My time in Bangkok kicked off in the Issaya pastry kitchen. Thai pop music filled the the air, mingling with the aroma of tempered chocolate, candied sugar and freshly baked financiers. All around me, the pastry girls delicately piped macaroons, sculpted cheesecakes into ladybirds and built tiny cotton trees out of freshly spun candy floss.
I stood in due reverence at the sweet delights being assembled in their exquisite beauty. Though the many weeks I’d spent in other pastry sections stood me in good stead with Kittichai’s French patisserie skills, things were set to get a lot more challenging in the hot kitchen.I was amazed at the intricacy of Thai food, the way that complex flavours were married to create dishes that sing a refrain rich in sour, sweet, salty and spicy notes. Like a lost boy I struggled to assemble the dishes as the orders came pouring in.
When the kitchen is in full swing, there is certainly no time to check a notepad scribbled with less than legible directions about ingredients and steps. Perhaps the only saving grace was the content of Issaya’s menu, much of which it inspired by Kittichai’s work in international kitchens. This meant I was able to transfer some skills from my own international experience: China had taught me how to handle a wok, my time in Peru had the Thaistyle ceviche covered, and a week in one of Australia’s finest seafood restaurants meant I could be trusted to deal with a few live lobsters for cooking. I just about made it through service without any major calamities.
While Issaya’s reinvention of ‘Thai classics’ via modern techniques gave me some foundational understanding, the following week at Nahm was an altogether alien experience. David Thompson’s emphasis on authentic Thai food meant traditional cooking methods, made all the most challenging given David’s attention to detail. You would assume this would make for a difficult week inside Asia’s best restaurant, but head chef Prin Polsuk and the rest of the team were unbelievably generous in the time they took to explain not only the processes for each dish, but the history and traditions behind them.
Above all, the greatest pleasure during my time at Nahm was the number of sample plates passed in my direction to devour on the job. From the umami rich smoked fish innards curry with chicken liver that oozed salty goodness to the wagyu beef with cucumber mint and sour leaf, each dish was unforgettable for its striking distinction and depth of flavour. Thai restaurants in the UK too often serve food with a homogenous taste, drowned in coconut milk and horribly sweetened with excessive amounts of palm sugar. It was a great privilege to work with such a fantastic team and sample a taste of the ‘real’ Thailand.
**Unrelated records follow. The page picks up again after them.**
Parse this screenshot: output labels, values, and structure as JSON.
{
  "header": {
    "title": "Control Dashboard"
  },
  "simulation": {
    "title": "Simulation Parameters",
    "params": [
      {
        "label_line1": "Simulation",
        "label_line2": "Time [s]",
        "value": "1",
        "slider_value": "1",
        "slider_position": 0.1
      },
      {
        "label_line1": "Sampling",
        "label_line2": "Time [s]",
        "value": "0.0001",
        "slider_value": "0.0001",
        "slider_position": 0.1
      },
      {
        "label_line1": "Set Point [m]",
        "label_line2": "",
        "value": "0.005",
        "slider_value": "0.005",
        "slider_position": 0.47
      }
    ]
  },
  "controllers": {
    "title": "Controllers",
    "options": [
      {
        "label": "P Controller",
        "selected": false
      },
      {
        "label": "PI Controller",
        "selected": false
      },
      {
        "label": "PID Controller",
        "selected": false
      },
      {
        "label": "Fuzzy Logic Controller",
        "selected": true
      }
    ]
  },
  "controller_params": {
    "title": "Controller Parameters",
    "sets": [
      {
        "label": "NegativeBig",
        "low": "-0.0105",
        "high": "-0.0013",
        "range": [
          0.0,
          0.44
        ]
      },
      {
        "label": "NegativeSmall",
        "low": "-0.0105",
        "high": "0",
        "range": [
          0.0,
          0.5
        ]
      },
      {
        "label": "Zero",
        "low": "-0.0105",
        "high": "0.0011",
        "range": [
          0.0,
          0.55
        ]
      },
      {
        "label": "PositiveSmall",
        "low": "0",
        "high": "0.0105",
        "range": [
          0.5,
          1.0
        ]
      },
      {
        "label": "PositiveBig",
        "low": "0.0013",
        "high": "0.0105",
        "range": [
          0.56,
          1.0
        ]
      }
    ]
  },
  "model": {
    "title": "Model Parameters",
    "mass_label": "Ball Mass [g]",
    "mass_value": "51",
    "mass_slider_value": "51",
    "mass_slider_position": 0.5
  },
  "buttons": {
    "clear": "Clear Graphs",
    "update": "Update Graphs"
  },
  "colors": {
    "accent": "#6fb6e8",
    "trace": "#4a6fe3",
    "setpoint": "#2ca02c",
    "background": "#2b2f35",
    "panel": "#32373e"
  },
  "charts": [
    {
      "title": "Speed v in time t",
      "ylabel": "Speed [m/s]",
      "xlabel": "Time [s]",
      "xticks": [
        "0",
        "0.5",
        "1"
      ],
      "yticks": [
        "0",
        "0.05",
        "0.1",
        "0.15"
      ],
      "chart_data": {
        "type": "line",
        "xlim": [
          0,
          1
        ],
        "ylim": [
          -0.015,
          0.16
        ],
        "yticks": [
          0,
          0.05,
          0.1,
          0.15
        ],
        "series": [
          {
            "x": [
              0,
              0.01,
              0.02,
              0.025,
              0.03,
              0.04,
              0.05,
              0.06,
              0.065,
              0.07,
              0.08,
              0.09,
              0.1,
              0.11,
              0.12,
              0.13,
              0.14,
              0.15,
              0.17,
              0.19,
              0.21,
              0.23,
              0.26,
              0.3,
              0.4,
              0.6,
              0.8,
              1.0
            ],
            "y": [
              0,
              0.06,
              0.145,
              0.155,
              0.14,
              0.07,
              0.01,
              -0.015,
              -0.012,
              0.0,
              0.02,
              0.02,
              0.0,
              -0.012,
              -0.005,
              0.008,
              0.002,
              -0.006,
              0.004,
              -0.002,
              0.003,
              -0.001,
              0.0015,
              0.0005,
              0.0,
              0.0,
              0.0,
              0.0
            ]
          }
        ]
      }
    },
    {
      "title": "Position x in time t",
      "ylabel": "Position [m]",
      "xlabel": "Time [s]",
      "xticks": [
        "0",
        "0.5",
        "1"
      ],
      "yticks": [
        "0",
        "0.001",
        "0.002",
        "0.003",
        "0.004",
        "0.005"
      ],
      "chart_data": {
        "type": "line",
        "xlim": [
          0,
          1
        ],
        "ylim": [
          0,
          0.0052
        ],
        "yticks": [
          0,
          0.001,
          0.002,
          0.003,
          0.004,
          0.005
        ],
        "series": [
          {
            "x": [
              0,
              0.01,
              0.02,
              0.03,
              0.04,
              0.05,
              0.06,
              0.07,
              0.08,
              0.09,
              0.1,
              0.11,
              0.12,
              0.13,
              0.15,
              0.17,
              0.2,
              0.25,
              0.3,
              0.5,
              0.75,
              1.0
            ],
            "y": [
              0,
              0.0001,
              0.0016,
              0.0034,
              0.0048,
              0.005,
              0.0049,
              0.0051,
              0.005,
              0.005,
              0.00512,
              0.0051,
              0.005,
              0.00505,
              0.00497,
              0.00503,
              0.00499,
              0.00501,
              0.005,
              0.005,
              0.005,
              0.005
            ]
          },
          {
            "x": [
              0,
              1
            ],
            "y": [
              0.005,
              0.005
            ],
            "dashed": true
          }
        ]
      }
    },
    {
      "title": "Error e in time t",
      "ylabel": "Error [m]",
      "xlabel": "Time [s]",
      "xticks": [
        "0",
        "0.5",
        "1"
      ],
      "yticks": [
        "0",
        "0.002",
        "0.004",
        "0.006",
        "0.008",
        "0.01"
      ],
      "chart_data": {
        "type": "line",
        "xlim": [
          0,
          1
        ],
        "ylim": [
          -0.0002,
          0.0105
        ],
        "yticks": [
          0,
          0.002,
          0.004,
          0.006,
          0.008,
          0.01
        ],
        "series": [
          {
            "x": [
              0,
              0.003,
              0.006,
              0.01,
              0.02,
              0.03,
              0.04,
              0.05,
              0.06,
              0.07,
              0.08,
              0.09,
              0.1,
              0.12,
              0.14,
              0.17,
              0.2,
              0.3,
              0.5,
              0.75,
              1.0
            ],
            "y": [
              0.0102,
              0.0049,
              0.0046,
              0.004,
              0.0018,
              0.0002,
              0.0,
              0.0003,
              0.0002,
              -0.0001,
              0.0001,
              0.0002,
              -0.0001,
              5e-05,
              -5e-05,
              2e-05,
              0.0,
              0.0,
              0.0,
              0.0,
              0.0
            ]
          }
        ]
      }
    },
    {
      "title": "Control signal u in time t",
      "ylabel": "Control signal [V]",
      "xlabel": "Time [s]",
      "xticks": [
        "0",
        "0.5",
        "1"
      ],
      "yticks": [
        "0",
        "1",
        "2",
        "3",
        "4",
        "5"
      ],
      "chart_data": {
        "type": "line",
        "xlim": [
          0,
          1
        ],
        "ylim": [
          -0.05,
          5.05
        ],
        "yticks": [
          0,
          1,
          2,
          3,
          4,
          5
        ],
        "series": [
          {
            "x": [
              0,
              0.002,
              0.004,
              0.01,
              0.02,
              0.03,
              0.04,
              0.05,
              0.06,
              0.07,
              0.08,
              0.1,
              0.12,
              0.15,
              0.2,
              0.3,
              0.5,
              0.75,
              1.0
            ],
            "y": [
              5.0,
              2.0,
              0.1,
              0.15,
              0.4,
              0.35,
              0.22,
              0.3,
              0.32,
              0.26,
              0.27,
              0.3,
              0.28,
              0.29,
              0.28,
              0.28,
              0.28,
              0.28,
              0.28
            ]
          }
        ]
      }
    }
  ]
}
Two weeks is by no means long enough to immerse oneself in this rich and diverse cuisine. But the time constraints of my project have sent me on my way to India, where I’m due to cook in a Sikh temple for 10,000 people before continuing on to Paris to work in the renowned bistro Le Chateaubriand.
The brevity of each foodish experience has been by no means easy. If you know how tiring it is to start a new job, imagine starting 52 new jobs in a row. To add to this, there’s all the traveling, writing, planning, and of course finding some time to enjoy some of the places I’m visiting. And then there were the missed flights, robberies, and my fair share of disasters. But when I think about it, the kindness, generosity and hospitality of people around the world who taught me everything I know now make me feel humbled and endlessly grateful.
This article was adapted from The Foodish Boy. Follow Alex’s journey working a different food-based job every week for a year at foodishboy.com or tweet him @foodishboy.